>I would agree that, in most situations, these are just myths. Two problems:
>1. New graduate often think they have to act this way and don't get sufficient
>counseling from older students to just act normally; and
>2. There are PIs who do believe these assumptions are true and do act on
These problems are definitely there; both of them. I think that when I
entered and passed through graduate school, though, I was insufficiently
attuned to #1 and oversensitive to #2. Yes, there were/are PI's who said
outrageous things (I still remember being told, during my first week of
graduate school, by one P.I., that "good graduate students work 14 hours
a day"). I don't excuse that--but at least I did have the choice not to
work for that guy, and it wasn't a difficult one to make.
There was also a lot of what I'd now call adolescent peer pressure.
Especially this "work hard, party hard" thing. I heard that explicitly
on several occasions, at more than one institution, from other graduate
students and medical students, that *this* was the way to live life,
always full throttle, no matter what. If you're going to do something,
do it hard. Do it whole hog. Don't just jog around the lake for
exercise, become a triathlete and enter competitions. Don't just hang
out with a few friends in the evening, drive into the city, go to clubs,
stay up/out dancing and drinking until dawn. And somehow, do all of this
while putting in 10-12 hour days in lab.
Ironically, this attitude was packaged by those who subscribed to it as a

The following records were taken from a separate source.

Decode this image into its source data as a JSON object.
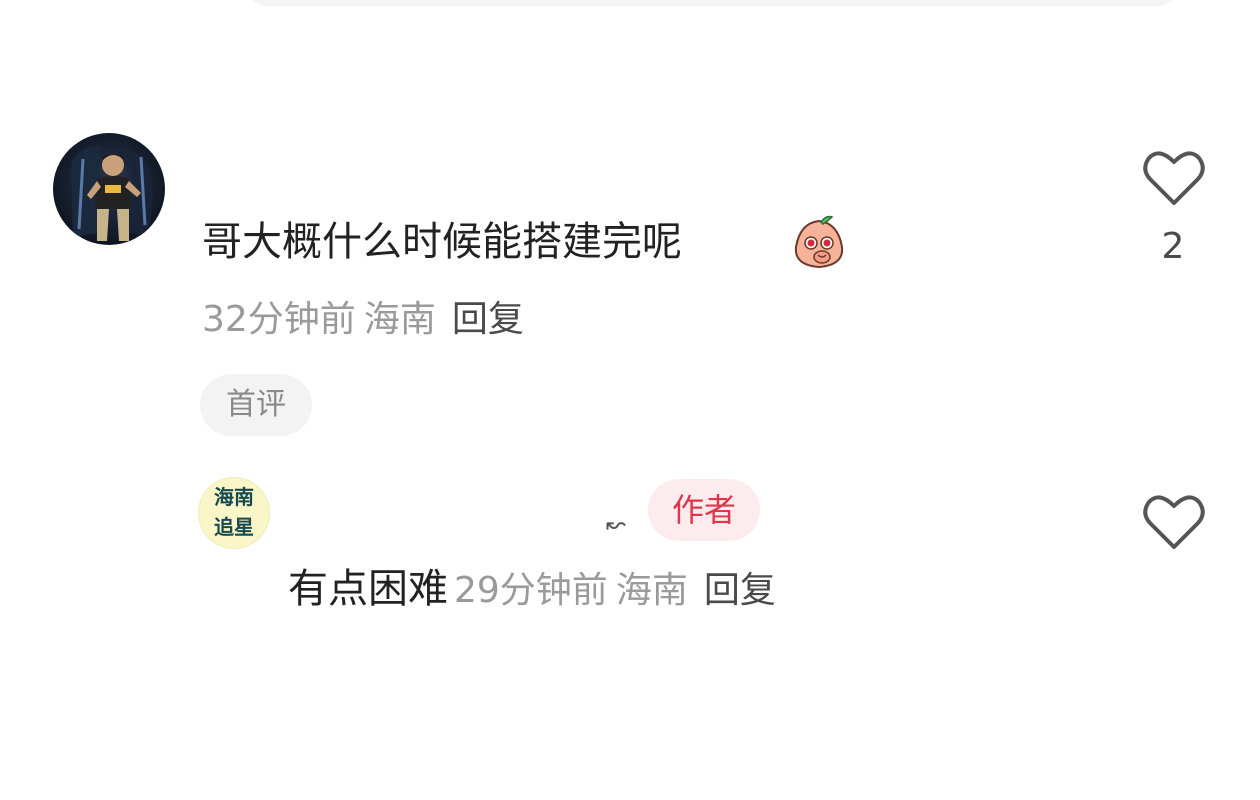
{
  "comment": {
    "text": "哥大概什么时候能搭建完呢",
    "time": "32分钟前",
    "location": "海南",
    "reply_label": "回复",
    "badge": "首评",
    "like_count": "2"
  },
  "reply": {
    "avatar_line1": "海南",
    "avatar_line2": "追星",
    "username_mark": "↜",
    "author_badge": "作者",
    "text": "有点困难",
    "time": "29分钟前",
    "location": "海南",
    "reply_label": "回复"
  },
  "icons": {
    "like": "heart-outline-icon",
    "emoji": "peach-emoji-icon"
  },
  "colors": {
    "author_badge_text": "#e0354a",
    "author_badge_bg": "#fdecee",
    "meta_text": "#9a9a9a",
    "avatar_reply_bg": "#fbf6c7"
  }
}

way to demonstrate that one had a personal life, that one wasn't "just" a
I never personally was able to actually do much of anything like this,
due to a congenital need for 7-8 hours of sleep per night. I just spent
a lot of time feeling inadequate at everything because I did none of it
"hard" enough. The attitudes of PI's played only a small role in this.
The only solution seemed to be to find peers who felt the same way I did.
Fortunately, they did exist. I just sometimes had to make the extra
effort to find them, and often the place to find them was women's groups.
I think that men face the same issues, but the culture makes it harder
for them to find a safe place to open up about it.
Pat Bowne wrote:
>Can anyone point me to some for my students to look at? In science,
>it seems as if "Arrowsmith" is still the pattern, at least in
>literature and films. There is always the NIH and Scripps scientist
>who was interviewed on the "Paris Fall Fashions" show last night, I
>suppose, but I missed her name.
This NIH and Scripps scientist sounds to me like one of those work
hard/party hard types. Only in her case, she dresses hard. She doesn't
just dress well and enjoy that for its own sake, she gets on TV and gets
interviewed about it.
Another person who I think might be a sane role model for a scientist
with a personal life is Shirley Tilghman at Princeton. She does
excellent science and has an international reputation. I've also read
that she raised two daughters by herself and is very attuned to the
concerns of women in science.